And back in the Mediterranean, unwarranted delays for commercial ships unable to disembark people have been a regular feature of the rescue of refugees at sea (see for example the Francisco Catalina in 2006, the Pinar E in 2009, and the Salamis in 2013). In 2011, the reluctance of commercial, fishing and naval ships to provide assistance to people in distress at sea contributed to the tragic failure to rescue the 72 people on board a dinghy that drifted in the Mediterranean for two weeks. By the time it was washed back onto the coast of Libya all but nine of the people on board had died. One of the few survivors described attempts to secure assistance from passing vessels by holding up the dead babies, sick women and empty fuel tanks. But ‘gradually, they just disappeared, and we realised that they were not responding, replying to our distress calls at all’. The accounts of the survivors were drawn on by the Forensic Oceanography team at Goldsmiths University to develop a reconstruction of the incident which demonstrates that the boat’s distress calls were also ignored by the Italian and Maltese search and rescue authorities, and by NATO despite the presence of substantial military assets in the area.

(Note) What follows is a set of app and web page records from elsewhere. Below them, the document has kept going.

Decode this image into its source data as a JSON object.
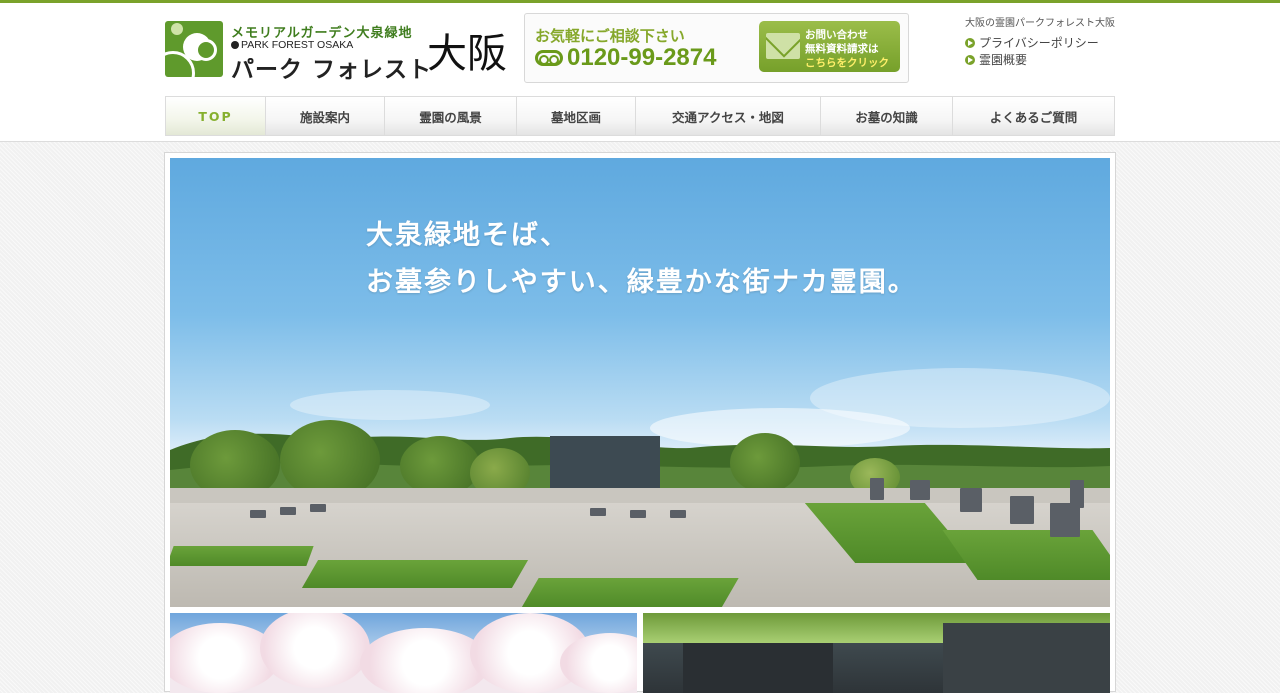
{
  "header": {
    "logo": {
      "subtitle": "メモリアルガーデン大泉緑地",
      "english": "PARK FOREST OSAKA",
      "name": "パーク フォレスト",
      "city": "大阪"
    },
    "contact": {
      "lead": "お気軽にご相談下さい",
      "tel": "0120-99-2874",
      "button_line1": "お問い合わせ",
      "button_line2": "無料資料請求は",
      "button_line3": "こちらをクリック"
    },
    "site_name": "大阪の霊園パークフォレスト大阪",
    "links": [
      {
        "label": "プライバシーポリシー"
      },
      {
        "label": "霊園概要"
      }
    ]
  },
  "nav": {
    "items": [
      {
        "label": "TOP",
        "active": true
      },
      {
        "label": "施設案内",
        "active": false
      },
      {
        "label": "霊園の風景",
        "active": false
      },
      {
        "label": "墓地区画",
        "active": false
      },
      {
        "label": "交通アクセス・地図",
        "active": false
      },
      {
        "label": "お墓の知識",
        "active": false
      },
      {
        "label": "よくあるご質問",
        "active": false
      }
    ]
  },
  "hero": {
    "line1": "大泉緑地そば、",
    "line2": "お墓参りしやすい、緑豊かな街ナカ霊園。"
  },
  "colors": {
    "accent": "#7aa22a",
    "nav_active": "#86b02e",
    "tel": "#6a9a1a"
  }
}
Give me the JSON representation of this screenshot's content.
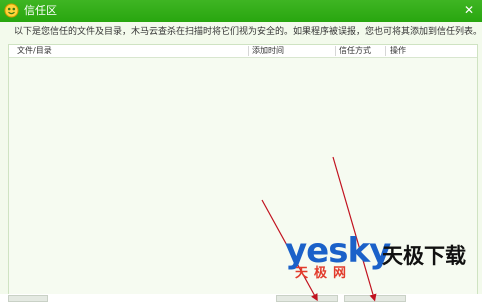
{
  "window": {
    "title": "信任区",
    "close_symbol": "✕"
  },
  "notice": {
    "text": "以下是您信任的文件及目录，木马云查杀在扫描时将它们视为安全的。如果程序被误报，您也可将其添加到信任列表。"
  },
  "table": {
    "columns": [
      {
        "label": "文件/目录"
      },
      {
        "label": "添加时间"
      },
      {
        "label": "信任方式"
      },
      {
        "label": "操作"
      }
    ]
  },
  "watermark": {
    "logo_text": "yesky",
    "logo_cn": "天极网",
    "brand_text": "天极下载"
  },
  "colors": {
    "titlebar": "#2fae18",
    "background": "#f3faec",
    "arrow": "#c1121f",
    "watermark_blue": "#1b61c9",
    "watermark_red": "#e23b2c"
  },
  "icons": {
    "title_icon": "trust-shield-icon",
    "close_icon": "close-icon"
  }
}
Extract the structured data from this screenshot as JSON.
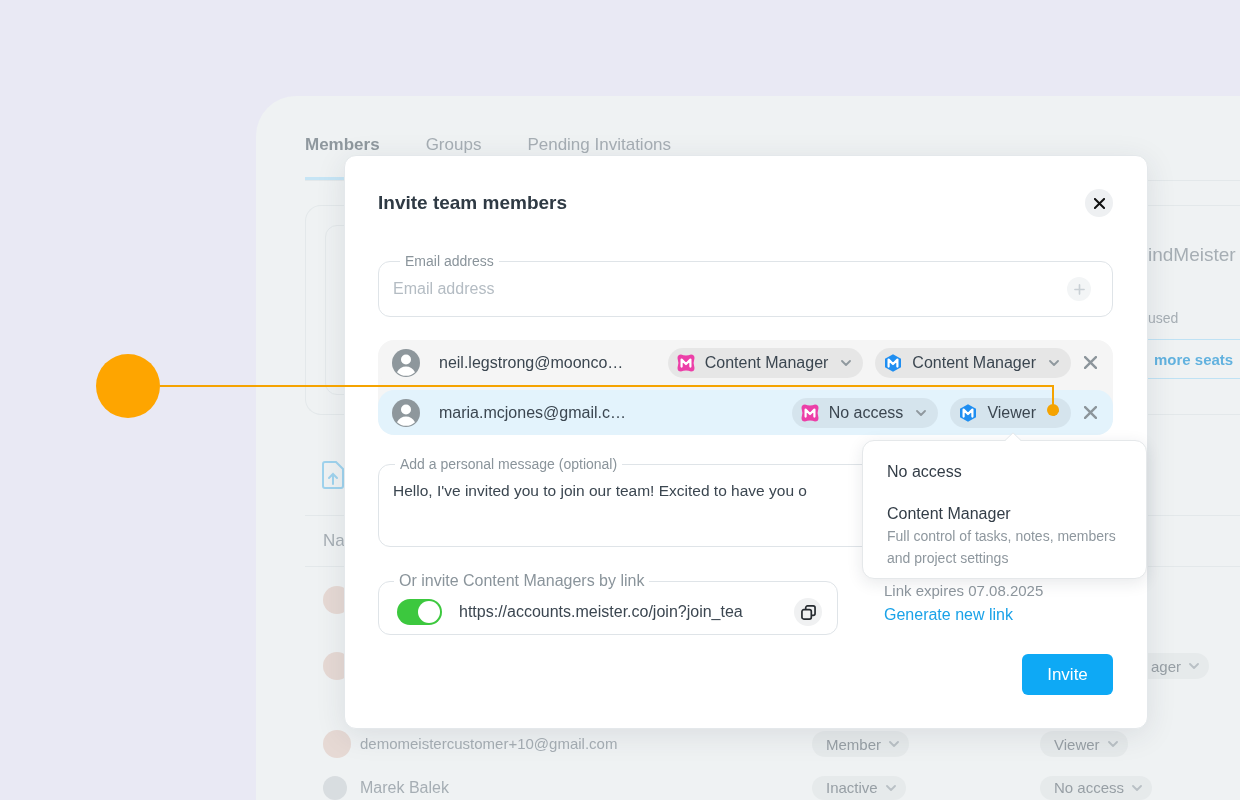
{
  "background": {
    "tabs": [
      {
        "label": "Members",
        "selected": true
      },
      {
        "label": "Groups",
        "selected": false
      },
      {
        "label": "Pending Invitations",
        "selected": false
      }
    ],
    "plan_card": {
      "title": "indMeister",
      "note": "used",
      "button": "more seats"
    },
    "table": {
      "column_1": "Na",
      "rows": [
        {
          "kind": "photo"
        },
        {
          "kind": "photo",
          "access": "ager"
        },
        {
          "kind": "photo",
          "email": "demomeistercustomer+10@gmail.com",
          "role": "Member",
          "access": "Viewer"
        },
        {
          "kind": "initials",
          "name": "Marek Balek",
          "role": "Inactive",
          "access": "No access"
        }
      ]
    }
  },
  "dialog": {
    "title": "Invite team members",
    "email_field": {
      "label": "Email address",
      "placeholder": "Email address"
    },
    "invitees": [
      {
        "email": "neil.legstrong@moonco…",
        "selected": false,
        "roles": [
          {
            "kind": "tile",
            "label": "Content Manager"
          },
          {
            "kind": "hexagon",
            "label": "Content Manager"
          }
        ]
      },
      {
        "email": "maria.mcjones@gmail.c…",
        "selected": true,
        "roles": [
          {
            "kind": "tile",
            "label": "No access"
          },
          {
            "kind": "hexagon",
            "label": "Viewer"
          }
        ]
      }
    ],
    "message_field": {
      "label": "Add a personal message (optional)",
      "value": "Hello, I've invited you to join our team! Excited to have you o"
    },
    "link_field": {
      "label": "Or invite Content Managers by link",
      "enabled": true,
      "value": "https://accounts.meister.co/join?join_tea"
    },
    "link_expiry": "Link expires 07.08.2025",
    "generate_link": "Generate new link",
    "invite_button": "Invite",
    "role_menu": {
      "options": [
        {
          "label": "No access",
          "selected": false
        },
        {
          "label": "Content Manager",
          "description": "Full control of tasks, notes, members and project settings",
          "selected": false
        }
      ]
    }
  }
}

The refusal of Italy and Malta to allow the disembarkation of the people rescued by the Aquarius will inevitably lead to more such incidents. Squabbles between coastal states have already resulted in the unnecessary death of refugees at sea, as in 2013 when 34 people died after the Italian authorities told a caller from a sinking boat to ‘call Malta’ despite the presence of an Italian Navy vessel nearby. And as a number of search and rescue organisations choose to relocate from the Mediterranean - as their assets are seized, their crews are subjected to criminal proceedings and their operations are increasingly undermined by European cooperation agreements with the Libyan ‘coastguard’ - commercial ships will play an increasingly important role in rescuing those in distress. But the failure of the international law of the sea regime to protect the integrity of the principle of rescue at sea will mean that national politics, justified by arguments about immigration control, smuggling, ‘pull factors’ and ‘burden-sharing’, will inevitably lead to more deaths at sea.
This blog was originally published with Refugee History